“Spring has sprung. The grass has ris.’  I wonder where the birdies is.”  You don’t hear that too often anymore, but “back in my day” (the Dark Ages, that is) you used to hear it all the time.   
Here in Southern California it’s almost always time to go outside, but I do remember those cold Massachusetts days hoping that Spring was coming soon.



Warm weather means walks through the neighborhood, picnics and beach trips, kite flying and playground fun, trips to the park and evenings on the porch.  

Do you know what else all of those things mean?  Great opportunities to expand your child’s communication skills.  Especially if you have a child who is using AAC (augmentative-alternative communication) and needs practice in finding and using the varied vocabulary that those experiences need.

Many kids with disabilities don’t get the same experiences as other children; thus they don’t acquire the background knowledge needed when these topics or experiences come up in conversations or books.  And they don’t learn the unique vocabulary of each of these experiences.

Our kids with significant communication needs really need for us to give them genuine communication opportunities in real-life situations.  So don’t go to the beach or the park, or even for a walk around the block, without their AAC system.

I recently took a walk around the block with a young man and his AAC system.  When we got to the end of the block, I pointed to the Stop sign and told him “We have to stop,” using both spoken words and core words in his AAC system.  I was also able to model use of describing words; such as bright, pretty, and broken.

Smarty Symbols; all rights reserved



One of my all-time favorite activities when my kids were little was going on a picnic.  Preparing the food was more fun than chore when the objective was a picnic.  Grab the toys, pack the blankets, and head outside.

We always had one or two favorite picnic spots.  When my son was really young we lived near a great little park with a pond and ducks, and one particularly mean goose.  Having a picnic invariably meant having lots of feathered friends around us, just waiting for the crumbs.

For your AAC user, this experience would have engendered the words careful, bite, loud, soft, run, eat, and even fight

If you have  an emerging communicator use these fun activities to have meaningful interactions with the child. Remember to model using relevant vocabulary, core words, and lots of comments.  What can you say when modeling?

Feeding the ducks (or, in one young man’s case, feeding the sea lion): hold it, throw it, they’re hungry, don’t fight, throw more, give it to him, need more?



Flying a kite: hold tight, pick it up, run, look, it’s flying, it’s high, uh oh, it fell down, try again

Blowing bubbles: blow, blow again, big bubbles, little bubbles, catch it, pop it, uh oh, all gone, do more

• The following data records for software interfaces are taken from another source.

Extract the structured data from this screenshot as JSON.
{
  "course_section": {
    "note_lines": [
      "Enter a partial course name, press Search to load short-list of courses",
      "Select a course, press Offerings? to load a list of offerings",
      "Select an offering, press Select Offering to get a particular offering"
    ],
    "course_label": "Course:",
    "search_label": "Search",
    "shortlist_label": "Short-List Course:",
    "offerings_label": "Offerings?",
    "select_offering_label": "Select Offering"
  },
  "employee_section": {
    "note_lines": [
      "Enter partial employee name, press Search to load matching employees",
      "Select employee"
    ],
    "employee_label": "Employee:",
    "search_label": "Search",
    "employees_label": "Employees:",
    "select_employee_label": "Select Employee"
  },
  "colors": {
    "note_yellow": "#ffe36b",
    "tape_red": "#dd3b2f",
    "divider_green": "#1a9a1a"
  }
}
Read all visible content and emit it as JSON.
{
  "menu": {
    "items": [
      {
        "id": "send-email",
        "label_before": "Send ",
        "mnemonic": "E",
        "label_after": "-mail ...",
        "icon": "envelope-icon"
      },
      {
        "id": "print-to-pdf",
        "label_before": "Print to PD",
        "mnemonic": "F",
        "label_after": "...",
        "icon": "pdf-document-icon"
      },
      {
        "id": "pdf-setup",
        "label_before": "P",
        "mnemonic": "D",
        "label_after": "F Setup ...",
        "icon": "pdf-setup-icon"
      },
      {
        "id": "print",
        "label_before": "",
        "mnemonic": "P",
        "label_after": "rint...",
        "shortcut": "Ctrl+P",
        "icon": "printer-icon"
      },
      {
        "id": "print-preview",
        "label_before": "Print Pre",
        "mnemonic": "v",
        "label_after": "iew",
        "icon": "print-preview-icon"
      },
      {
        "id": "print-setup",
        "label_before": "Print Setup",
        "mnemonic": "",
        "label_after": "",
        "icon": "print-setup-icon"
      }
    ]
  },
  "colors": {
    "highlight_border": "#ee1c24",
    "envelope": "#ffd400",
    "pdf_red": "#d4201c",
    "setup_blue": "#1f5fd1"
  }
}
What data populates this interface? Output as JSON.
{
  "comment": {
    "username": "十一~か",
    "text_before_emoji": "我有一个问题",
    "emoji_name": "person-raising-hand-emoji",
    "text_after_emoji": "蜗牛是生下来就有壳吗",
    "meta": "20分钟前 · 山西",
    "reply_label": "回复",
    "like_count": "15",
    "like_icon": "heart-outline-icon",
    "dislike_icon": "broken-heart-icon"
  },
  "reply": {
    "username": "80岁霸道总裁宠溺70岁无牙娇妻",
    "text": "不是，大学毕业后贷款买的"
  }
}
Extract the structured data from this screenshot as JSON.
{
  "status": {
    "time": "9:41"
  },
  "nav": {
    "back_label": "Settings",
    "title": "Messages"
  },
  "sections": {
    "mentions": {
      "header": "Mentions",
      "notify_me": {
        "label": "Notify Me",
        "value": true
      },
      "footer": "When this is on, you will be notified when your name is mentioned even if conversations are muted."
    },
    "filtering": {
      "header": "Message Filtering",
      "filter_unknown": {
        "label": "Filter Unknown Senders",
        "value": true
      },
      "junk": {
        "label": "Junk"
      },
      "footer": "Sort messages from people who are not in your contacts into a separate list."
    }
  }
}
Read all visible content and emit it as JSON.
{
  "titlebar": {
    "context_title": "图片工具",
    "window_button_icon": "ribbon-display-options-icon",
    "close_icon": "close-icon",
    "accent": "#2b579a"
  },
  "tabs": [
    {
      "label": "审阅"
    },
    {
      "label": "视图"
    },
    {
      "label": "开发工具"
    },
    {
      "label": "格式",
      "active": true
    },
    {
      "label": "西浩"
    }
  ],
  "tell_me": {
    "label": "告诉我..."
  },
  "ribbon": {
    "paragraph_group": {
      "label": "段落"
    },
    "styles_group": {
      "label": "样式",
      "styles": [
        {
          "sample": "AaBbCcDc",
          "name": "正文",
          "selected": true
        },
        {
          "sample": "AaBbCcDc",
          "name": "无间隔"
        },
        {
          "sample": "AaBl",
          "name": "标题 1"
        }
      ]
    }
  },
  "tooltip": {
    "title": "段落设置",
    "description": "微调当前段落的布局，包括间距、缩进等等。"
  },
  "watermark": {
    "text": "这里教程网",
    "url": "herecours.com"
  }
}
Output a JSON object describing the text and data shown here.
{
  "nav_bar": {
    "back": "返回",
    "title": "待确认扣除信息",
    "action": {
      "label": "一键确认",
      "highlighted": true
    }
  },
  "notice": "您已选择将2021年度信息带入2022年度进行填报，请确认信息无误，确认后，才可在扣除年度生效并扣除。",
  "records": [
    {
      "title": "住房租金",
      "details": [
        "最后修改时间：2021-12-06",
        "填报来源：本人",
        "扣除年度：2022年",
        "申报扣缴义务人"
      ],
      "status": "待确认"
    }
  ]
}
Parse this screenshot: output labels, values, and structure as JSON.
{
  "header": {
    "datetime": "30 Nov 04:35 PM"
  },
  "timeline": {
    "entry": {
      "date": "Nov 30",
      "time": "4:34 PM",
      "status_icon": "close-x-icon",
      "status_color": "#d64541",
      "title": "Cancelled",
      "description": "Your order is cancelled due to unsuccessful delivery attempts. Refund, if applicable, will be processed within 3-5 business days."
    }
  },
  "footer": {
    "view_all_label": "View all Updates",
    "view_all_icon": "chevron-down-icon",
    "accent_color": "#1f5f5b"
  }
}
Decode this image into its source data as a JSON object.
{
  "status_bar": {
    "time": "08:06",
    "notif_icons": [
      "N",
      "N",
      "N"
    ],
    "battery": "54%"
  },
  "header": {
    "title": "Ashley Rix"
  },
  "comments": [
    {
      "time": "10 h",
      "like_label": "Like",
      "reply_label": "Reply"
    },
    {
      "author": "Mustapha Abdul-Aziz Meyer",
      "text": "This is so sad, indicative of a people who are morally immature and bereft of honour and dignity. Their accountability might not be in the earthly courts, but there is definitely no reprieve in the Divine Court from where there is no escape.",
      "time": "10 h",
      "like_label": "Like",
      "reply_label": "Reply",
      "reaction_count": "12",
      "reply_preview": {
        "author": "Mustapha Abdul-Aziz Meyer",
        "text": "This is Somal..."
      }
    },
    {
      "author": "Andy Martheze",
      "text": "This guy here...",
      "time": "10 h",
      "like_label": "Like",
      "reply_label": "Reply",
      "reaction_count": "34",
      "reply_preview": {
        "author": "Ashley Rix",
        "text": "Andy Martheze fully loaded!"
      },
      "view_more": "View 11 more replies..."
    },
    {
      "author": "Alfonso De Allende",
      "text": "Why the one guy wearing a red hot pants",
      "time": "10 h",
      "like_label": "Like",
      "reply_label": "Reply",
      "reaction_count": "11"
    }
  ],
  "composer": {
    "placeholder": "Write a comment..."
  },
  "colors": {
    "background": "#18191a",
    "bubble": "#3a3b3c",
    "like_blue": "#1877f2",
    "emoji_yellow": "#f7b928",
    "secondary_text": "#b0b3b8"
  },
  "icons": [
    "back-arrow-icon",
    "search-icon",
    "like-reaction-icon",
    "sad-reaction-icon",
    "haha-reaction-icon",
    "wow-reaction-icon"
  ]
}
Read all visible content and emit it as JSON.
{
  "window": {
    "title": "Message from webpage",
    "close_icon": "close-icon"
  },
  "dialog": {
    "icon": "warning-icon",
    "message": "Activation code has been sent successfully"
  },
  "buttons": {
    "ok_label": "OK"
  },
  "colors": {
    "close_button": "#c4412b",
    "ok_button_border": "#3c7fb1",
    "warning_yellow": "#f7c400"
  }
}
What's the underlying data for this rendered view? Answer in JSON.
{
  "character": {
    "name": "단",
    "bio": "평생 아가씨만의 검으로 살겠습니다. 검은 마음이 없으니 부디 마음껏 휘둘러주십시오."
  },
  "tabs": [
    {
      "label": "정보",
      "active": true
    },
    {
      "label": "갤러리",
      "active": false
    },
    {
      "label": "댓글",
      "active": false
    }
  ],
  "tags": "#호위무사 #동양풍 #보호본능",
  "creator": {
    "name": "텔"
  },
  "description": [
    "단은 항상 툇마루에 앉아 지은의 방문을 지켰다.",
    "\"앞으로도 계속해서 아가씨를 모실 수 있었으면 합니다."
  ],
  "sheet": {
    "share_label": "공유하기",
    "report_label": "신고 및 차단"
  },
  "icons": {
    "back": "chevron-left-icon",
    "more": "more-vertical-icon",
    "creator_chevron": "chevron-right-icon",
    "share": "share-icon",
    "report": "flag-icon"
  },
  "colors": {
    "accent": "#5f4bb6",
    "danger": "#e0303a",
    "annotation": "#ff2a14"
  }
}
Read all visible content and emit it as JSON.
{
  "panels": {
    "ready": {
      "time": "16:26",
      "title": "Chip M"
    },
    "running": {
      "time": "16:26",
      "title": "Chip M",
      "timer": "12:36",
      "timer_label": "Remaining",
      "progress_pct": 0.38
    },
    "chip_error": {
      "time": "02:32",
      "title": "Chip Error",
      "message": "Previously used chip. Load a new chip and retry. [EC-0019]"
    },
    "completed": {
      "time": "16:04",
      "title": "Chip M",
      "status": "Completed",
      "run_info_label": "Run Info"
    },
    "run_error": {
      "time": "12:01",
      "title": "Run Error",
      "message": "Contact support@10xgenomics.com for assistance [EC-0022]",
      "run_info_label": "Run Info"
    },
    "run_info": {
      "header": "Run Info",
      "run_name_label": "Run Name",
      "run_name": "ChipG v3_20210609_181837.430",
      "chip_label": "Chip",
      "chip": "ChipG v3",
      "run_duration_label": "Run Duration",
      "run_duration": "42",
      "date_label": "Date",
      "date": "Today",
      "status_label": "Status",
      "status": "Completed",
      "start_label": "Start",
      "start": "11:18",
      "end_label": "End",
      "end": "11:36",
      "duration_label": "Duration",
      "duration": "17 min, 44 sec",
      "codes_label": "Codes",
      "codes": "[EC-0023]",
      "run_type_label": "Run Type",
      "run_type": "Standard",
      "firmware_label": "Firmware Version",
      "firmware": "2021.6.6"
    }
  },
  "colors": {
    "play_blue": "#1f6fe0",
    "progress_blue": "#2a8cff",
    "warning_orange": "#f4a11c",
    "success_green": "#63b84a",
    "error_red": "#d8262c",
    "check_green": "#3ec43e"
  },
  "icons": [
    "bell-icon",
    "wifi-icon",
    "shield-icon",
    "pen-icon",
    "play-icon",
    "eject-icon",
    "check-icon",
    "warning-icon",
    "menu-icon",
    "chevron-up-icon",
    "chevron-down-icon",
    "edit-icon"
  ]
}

Taking a walk: go, stop, watch, watch out, look there, look at that, cross now, those are pretty,  see the dog/cat/bird?, walk slowly, go fast, don’t go, that’s a tall tree 
Walking the dog: let’s go, hold tight, walk slower, walk faster, not there, go here, look there, see that?, pretty flowers, that’s nice, I like this, don’t stop, let’s turn, big tree, look, home, all done, go in


Here is a topic-specific communication board to take with you on picnics.  (Just right click to download).
Remember that activity-based communication boards do not take the place of a robust AAC system, and should never be all that a child has to use.  But they can be useful in the midst of a specific activity - as long as you have ways for your user to talk about other things, or let you know that’s what he wants to do.



Have a great Spring and Summer!  Stay sunny, and Keep on Talking!